    can get some that are almost as fast as those on P&S super-zoom cameras for
    a DSLR, in fixed-focal-length designs (non-zooming) only. But then you
    spend upward of $10,000 for just one 12 lb. lens of a single focal-length.
    And it's still not as fast as those on the super-zoom P&S cameras. Every
    time you mount or remove it from your DSLR in dusty sports situations,
    you'll have to stop to clean your sensor too.

    You need to learn to filter out the DSLR-Trolls in these newsgroups. Most
    of them haven't even touched a camera in their lives, getting all their
    information from downloaded manuals and website pages. They role-play being
    pretend-photographers. They think they can win if they convince some newbie
    that they are "photographers". Like a favorite role-play dungeons and
    dragons game. They love nothing better than suckering someone into buying
    an unneeded expensive and wrong camera for the required task, spending
    others' money on what they will never buy for themselves.

    Don't buy their ignorant crap about shutter lag on P&S cameras, that's a
    thing of the past, for over 4 years now.
     
    Someone who will tell you the truth., Nov 10, 2009
    #14
  15. NotMe

    Bob Larter Guest

    A 'fast lens' is one that lets in more light, & therefore can be used
    with faster shutter speeds.

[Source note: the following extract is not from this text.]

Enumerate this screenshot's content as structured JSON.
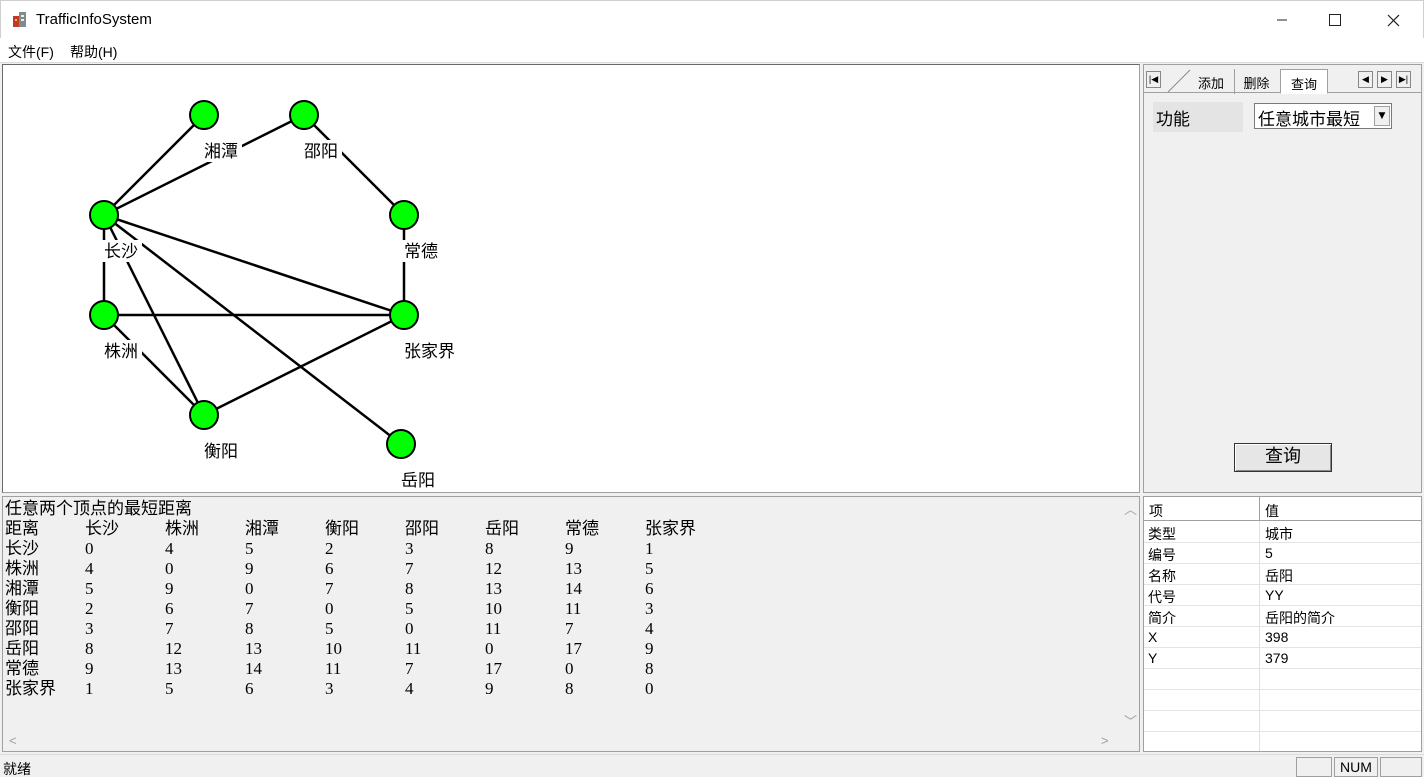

In general, the faster the lens, the bigger
    & more expensive it'll be.
     
    Bob Larter, Nov 10, 2009
    #15
  16. NotMe

    Bob Larter Guest

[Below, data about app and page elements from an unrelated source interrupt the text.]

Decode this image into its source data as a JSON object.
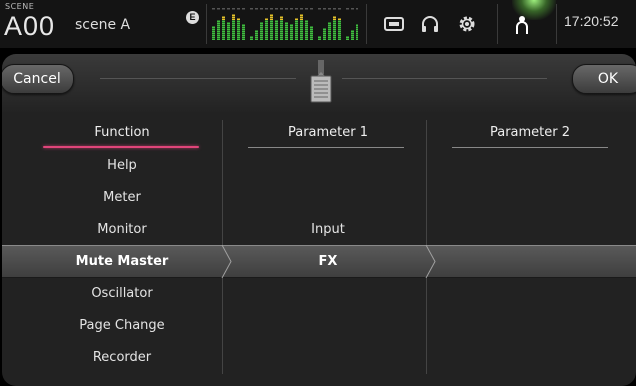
{
  "header": {
    "scene_label": "SCENE",
    "scene_number": "A00",
    "scene_name": "scene A",
    "edit_badge": "E",
    "clock": "17:20:52",
    "icons": [
      "edit-indicator-icon",
      "level-meter-icon",
      "recorder-icon",
      "headphones-icon",
      "setup-gear-icon",
      "user-icon"
    ]
  },
  "dialog": {
    "cancel_label": "Cancel",
    "ok_label": "OK",
    "icon": "fader-icon"
  },
  "columns": {
    "function_header": "Function",
    "param1_header": "Parameter 1",
    "param2_header": "Parameter 2"
  },
  "function_items": [
    {
      "label": "Help"
    },
    {
      "label": "Meter"
    },
    {
      "label": "Monitor"
    },
    {
      "label": "Mute Master"
    },
    {
      "label": "Oscillator"
    },
    {
      "label": "Page Change"
    },
    {
      "label": "Recorder"
    }
  ],
  "parameter1_items": [
    {
      "label": "Input"
    },
    {
      "label": "FX"
    }
  ],
  "selection": {
    "function": "Mute Master",
    "parameter1": "FX",
    "parameter2": ""
  },
  "colors": {
    "accent_underline": "#e0457a",
    "status_glow": "#9ef07e",
    "meter_green": "#3fbf3f",
    "meter_yellow": "#e6c32a",
    "meter_red": "#e04040"
  }
}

    Bob Larter, Nov 10, 2009
    #16
  17. NotMe

    Ray Fischer Guest

    As an aside: You can actually use a dSLR as a pinhole camera (I've
    even done it). Take the lens off and make up your own pinhole lens.
    I used a camera/telescope adapter to provide a tube that attached to the
    camera with a bit of foil over the end.
     
    Ray Fischer, Nov 10, 2009
    #17

  18. Bob Larter's legal name: Lionel Lauer
    Home news-group, an actual group in the "troll-tracker" hierarchy:
    alt.kook.lionel-lauer (established on, or before, 2004)
    Registered Description: "the 'owner of several troll domains' needs a group where he'll stay on topic."

    <http://groups.google.com/groups/search?hl=en&num=10&as_ugroup=alt.kook.lionel-lauer>

    "Results 1 - 10 of about 2,170 for group:alt.kook.lionel-lauer."
     
    Bob Larter is Lionel Lauer - Look it up., Nov 10, 2009
    #18
  19. NotMe

    Bob Larter Guest

    Well no, that's not true. Birds & sports are arguably the worst possible
    subjects to shoot with a P&S.
     
    Bob Larter, Nov 10, 2009
    #19
  20. NotMe

    Bob Larter Guest

    I tried it by drilling a hole in a spare body cap, then put foil over it
    & gave it a pinhole. Good fun.
     
    Bob Larter, Nov 10, 2009
    #20
    1. Advertisements

Ask a Question

Want to reply to this thread or ask your own question?

You'll need to choose a username for the site, which only take a couple of moments (here). After that, you can post your question and our members will help you out.